(EXERCISE REQUIREMENTS): Quote the full listing word for word.

*** Block opens ***

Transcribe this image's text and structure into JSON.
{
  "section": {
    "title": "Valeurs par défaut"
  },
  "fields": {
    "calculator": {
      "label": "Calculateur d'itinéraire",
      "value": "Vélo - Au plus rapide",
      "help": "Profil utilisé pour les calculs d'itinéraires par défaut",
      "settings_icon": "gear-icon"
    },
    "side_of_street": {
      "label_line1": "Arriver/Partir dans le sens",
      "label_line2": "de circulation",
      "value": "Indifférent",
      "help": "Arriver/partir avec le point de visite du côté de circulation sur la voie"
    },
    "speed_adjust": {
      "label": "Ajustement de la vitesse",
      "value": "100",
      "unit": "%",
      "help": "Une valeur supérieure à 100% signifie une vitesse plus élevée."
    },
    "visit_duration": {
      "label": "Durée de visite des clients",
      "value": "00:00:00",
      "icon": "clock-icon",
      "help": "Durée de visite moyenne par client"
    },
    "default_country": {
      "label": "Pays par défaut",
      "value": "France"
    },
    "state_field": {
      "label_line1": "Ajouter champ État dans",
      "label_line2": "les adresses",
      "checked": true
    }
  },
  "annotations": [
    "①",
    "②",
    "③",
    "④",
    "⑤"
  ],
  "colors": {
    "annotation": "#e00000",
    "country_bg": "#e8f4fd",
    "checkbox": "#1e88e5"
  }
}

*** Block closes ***

(RESULT):
Transcribe this image's text and structure into JSON.
{
  "section": {
    "title": "Valeurs par défaut"
  },
  "fields": {
    "calculator": {
      "label": "Calculateur d'itinéraire",
      "value": "Vélo - Au plus rapide",
      "help": "Profil utilisé pour les calculs d'itinéraires par défaut",
      "settings_icon": "gear-icon"
    },
    "side_of_street": {
      "label_line1": "Arriver/Partir dans le sens",
      "label_line2": "de circulation",
      "value": "Indifférent",
      "help": "Arriver/partir avec le point de visite du côté de circulation sur la voie"
    },
    "speed_adjust": {
      "label": "Ajustement de la vitesse",
      "value": "100",
      "unit": "%",
      "help": "Une valeur supérieure à 100% signifie une vitesse plus élevée."
    },
    "visit_duration": {
      "label": "Durée de visite des clients",
      "value": "00:00:00",
      "icon": "clock-icon",
      "help": "Durée de visite moyenne par client"
    },
    "default_country": {
      "label": "Pays par défaut",
      "value": "France"
    },
    "state_field": {
      "label_line1": "Ajouter champ État dans",
      "label_line2": "les adresses",
      "checked": true
    }
  },
  "annotations": [
    "①",
    "②",
    "③",
    "④",
    "⑤"
  ],
  "colors": {
    "annotation": "#e00000",
    "country_bg": "#e8f4fd",
    "checkbox": "#1e88e5"
  }
}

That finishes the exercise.